# Task prompt
Every line holding the string "data" is to be copied from the entries below.

------------------------------

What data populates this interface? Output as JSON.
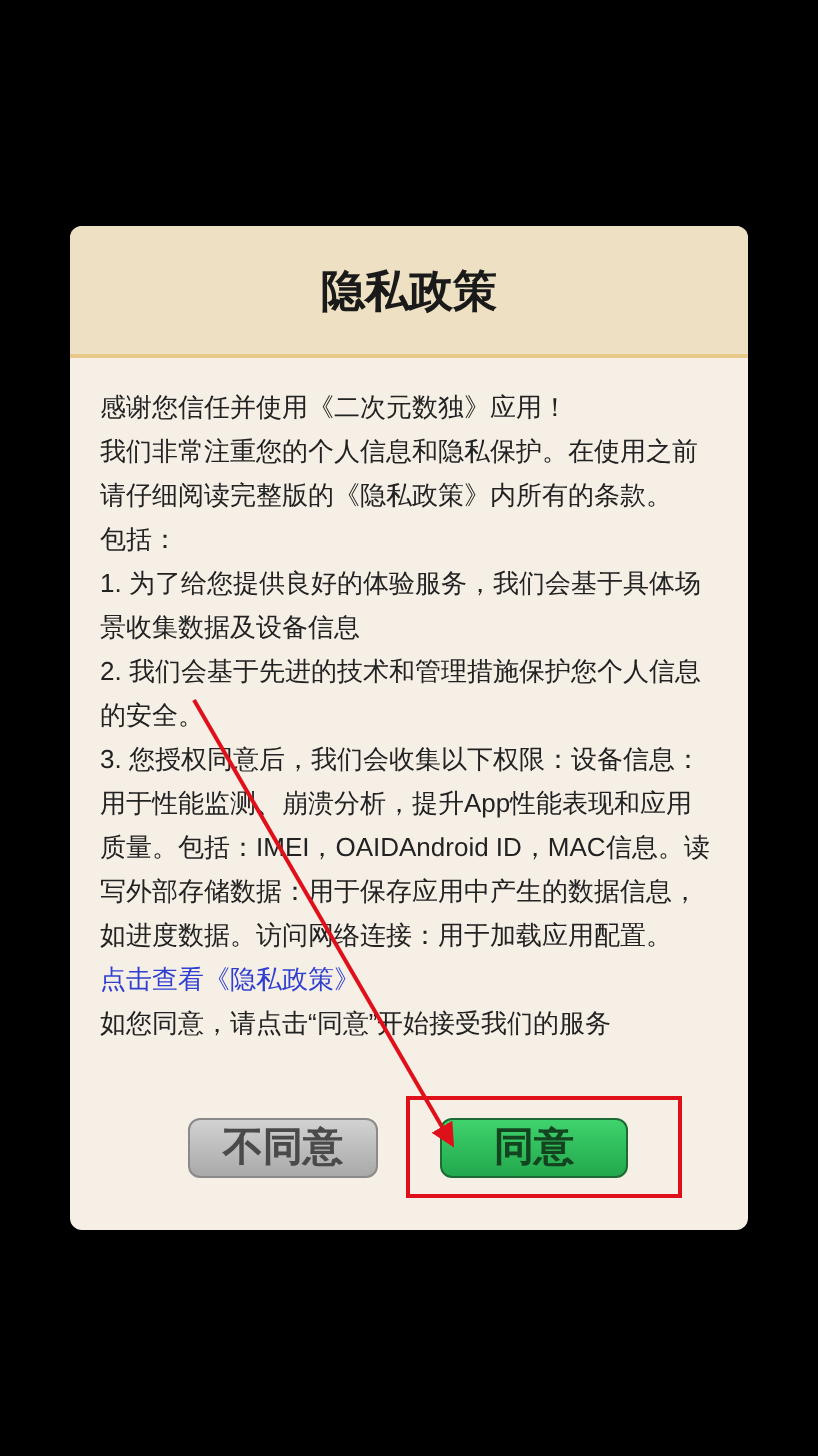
{
  "dialog": {
    "title": "隐私政策",
    "paragraphs": [
      {
        "kind": "text",
        "text": "感谢您信任并使用《二次元数独》应用！"
      },
      {
        "kind": "text",
        "text": "我们非常注重您的个人信息和隐私保护。在使用之前请仔细阅读完整版的《隐私政策》内所有的条款。"
      },
      {
        "kind": "text",
        "text": "包括："
      },
      {
        "kind": "text",
        "text": "1. 为了给您提供良好的体验服务，我们会基于具体场景收集数据及设备信息"
      },
      {
        "kind": "text",
        "text": "2. 我们会基于先进的技术和管理措施保护您个人信息的安全。"
      },
      {
        "kind": "text",
        "text": "3. 您授权同意后，我们会收集以下权限：设备信息：用于性能监测、崩溃分析，提升App性能表现和应用质量。包括：IMEI，OAIDAndroid ID，MAC信息。读写外部存储数据：用于保存应用中产生的数据信息，如进度数据。访问网络连接：用于加载应用配置。"
      },
      {
        "kind": "link",
        "text": "点击查看《隐私政策》"
      },
      {
        "kind": "text",
        "text": "如您同意，请点击“同意”开始接受我们的服务"
      }
    ],
    "buttons": [
      {
        "kind": "decline",
        "label": "不同意"
      },
      {
        "kind": "accept",
        "label": "同意"
      }
    ]
  }
}
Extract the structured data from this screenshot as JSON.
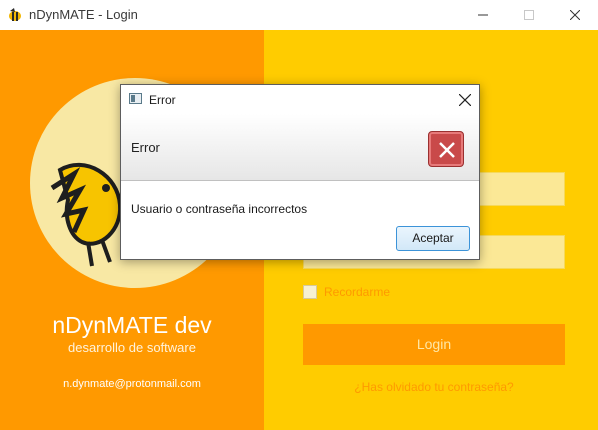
{
  "window": {
    "title": "nDynMATE - Login",
    "app_icon": "bee-icon",
    "controls": [
      "minimize-icon",
      "maximize-icon",
      "close-icon"
    ]
  },
  "brand": {
    "name": "nDynMATE dev",
    "tagline": "desarrollo de software",
    "email": "n.dynmate@protonmail.com",
    "colors": {
      "left_panel": "#ff9900",
      "right_panel": "#ffcc00",
      "moon": "#f8e8a4"
    }
  },
  "login_form": {
    "remember_label": "Recordarme",
    "remember_checked": false,
    "login_button": "Login",
    "forgot_link": "¿Has olvidado tu contraseña?"
  },
  "error_dialog": {
    "title": "Error",
    "header": "Error",
    "message": "Usuario o contraseña incorrectos",
    "ok_button": "Aceptar",
    "icon": "error-x-icon"
  }
}
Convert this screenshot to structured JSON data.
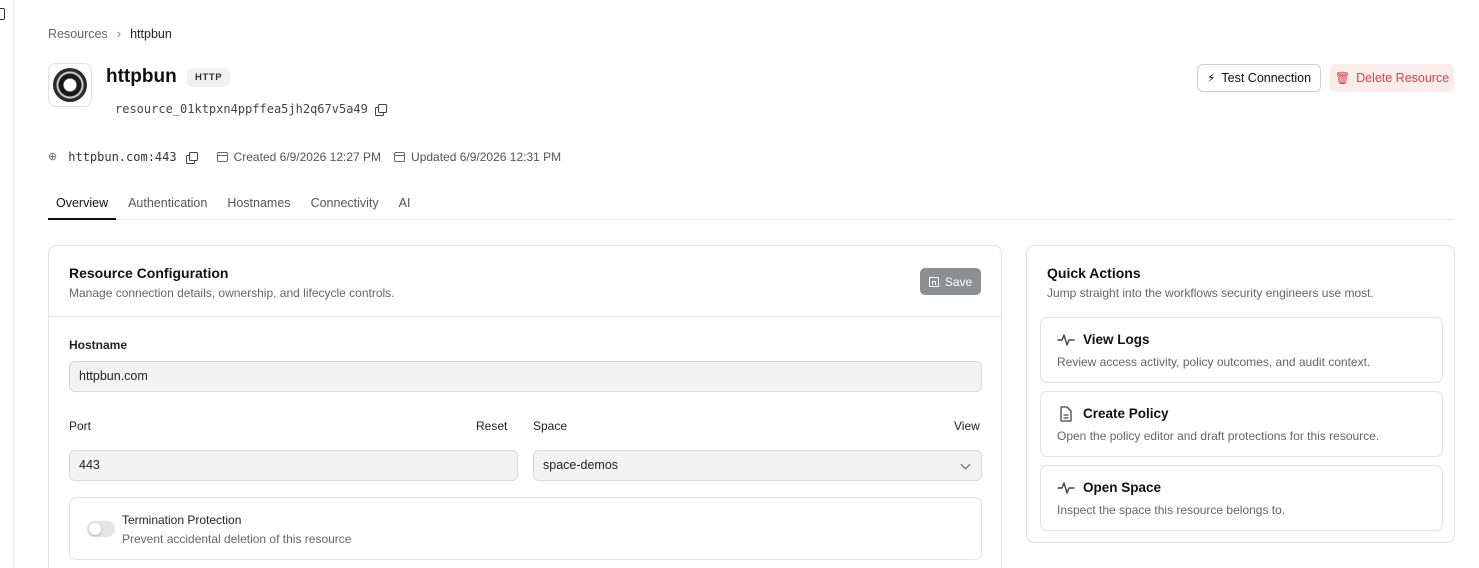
{
  "breadcrumb": {
    "root": "Resources",
    "current": "httpbun"
  },
  "resource": {
    "name": "httpbun",
    "type_badge": "HTTP",
    "id": "resource_01ktpxn4ppffea5jh2q67v5a49",
    "endpoint": "httpbun.com:443",
    "created": "Created 6/9/2026 12:27 PM",
    "updated": "Updated 6/9/2026 12:31 PM"
  },
  "actions": {
    "test_connection": "Test Connection",
    "delete_resource": "Delete Resource"
  },
  "tabs": [
    {
      "label": "Overview",
      "active": true
    },
    {
      "label": "Authentication",
      "active": false
    },
    {
      "label": "Hostnames",
      "active": false
    },
    {
      "label": "Connectivity",
      "active": false
    },
    {
      "label": "AI",
      "active": false
    }
  ],
  "config": {
    "title": "Resource Configuration",
    "subtitle": "Manage connection details, ownership, and lifecycle controls.",
    "save_label": "Save",
    "hostname_label": "Hostname",
    "hostname_value": "httpbun.com",
    "port_label": "Port",
    "port_reset": "Reset",
    "port_value": "443",
    "space_label": "Space",
    "space_view": "View",
    "space_value": "space-demos",
    "termination": {
      "title": "Termination Protection",
      "description": "Prevent accidental deletion of this resource",
      "enabled": false
    }
  },
  "quick_actions": {
    "title": "Quick Actions",
    "subtitle": "Jump straight into the workflows security engineers use most.",
    "items": [
      {
        "title": "View Logs",
        "description": "Review access activity, policy outcomes, and audit context.",
        "icon": "activity-icon"
      },
      {
        "title": "Create Policy",
        "description": "Open the policy editor and draft protections for this resource.",
        "icon": "document-icon"
      },
      {
        "title": "Open Space",
        "description": "Inspect the space this resource belongs to.",
        "icon": "activity-icon"
      }
    ]
  },
  "colors": {
    "danger": "#d64545",
    "danger_bg": "#fbecec",
    "save_bg": "#8d8f93"
  }
}
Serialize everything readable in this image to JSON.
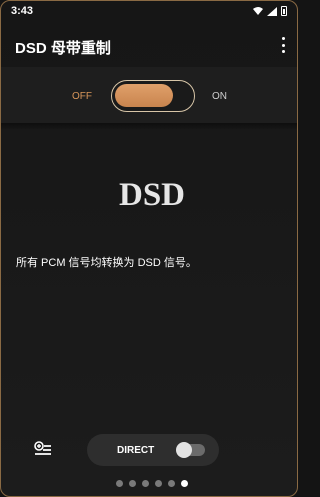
{
  "status_bar": {
    "time": "3:43",
    "icons": [
      "wifi-icon",
      "signal-icon",
      "battery-icon"
    ]
  },
  "app_bar": {
    "title": "DSD 母带重制",
    "menu_icon": "more-vert-icon"
  },
  "remaster_toggle": {
    "off_label": "OFF",
    "on_label": "ON",
    "state": "off",
    "accent_color": "#d8965a"
  },
  "logo": {
    "text": "DSD"
  },
  "description": "所有 PCM 信号均转换为 DSD 信号。",
  "bottom_controls": {
    "queue_icon": "add-queue-icon",
    "direct_label": "DIRECT",
    "direct_state": "off"
  },
  "pagination": {
    "total": 6,
    "active_index": 5
  }
}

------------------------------

# Written solution
What data populates this interface? Output as JSON.
Extract the structured data from this screenshot as JSON.
Convert this screenshot to structured JSON data.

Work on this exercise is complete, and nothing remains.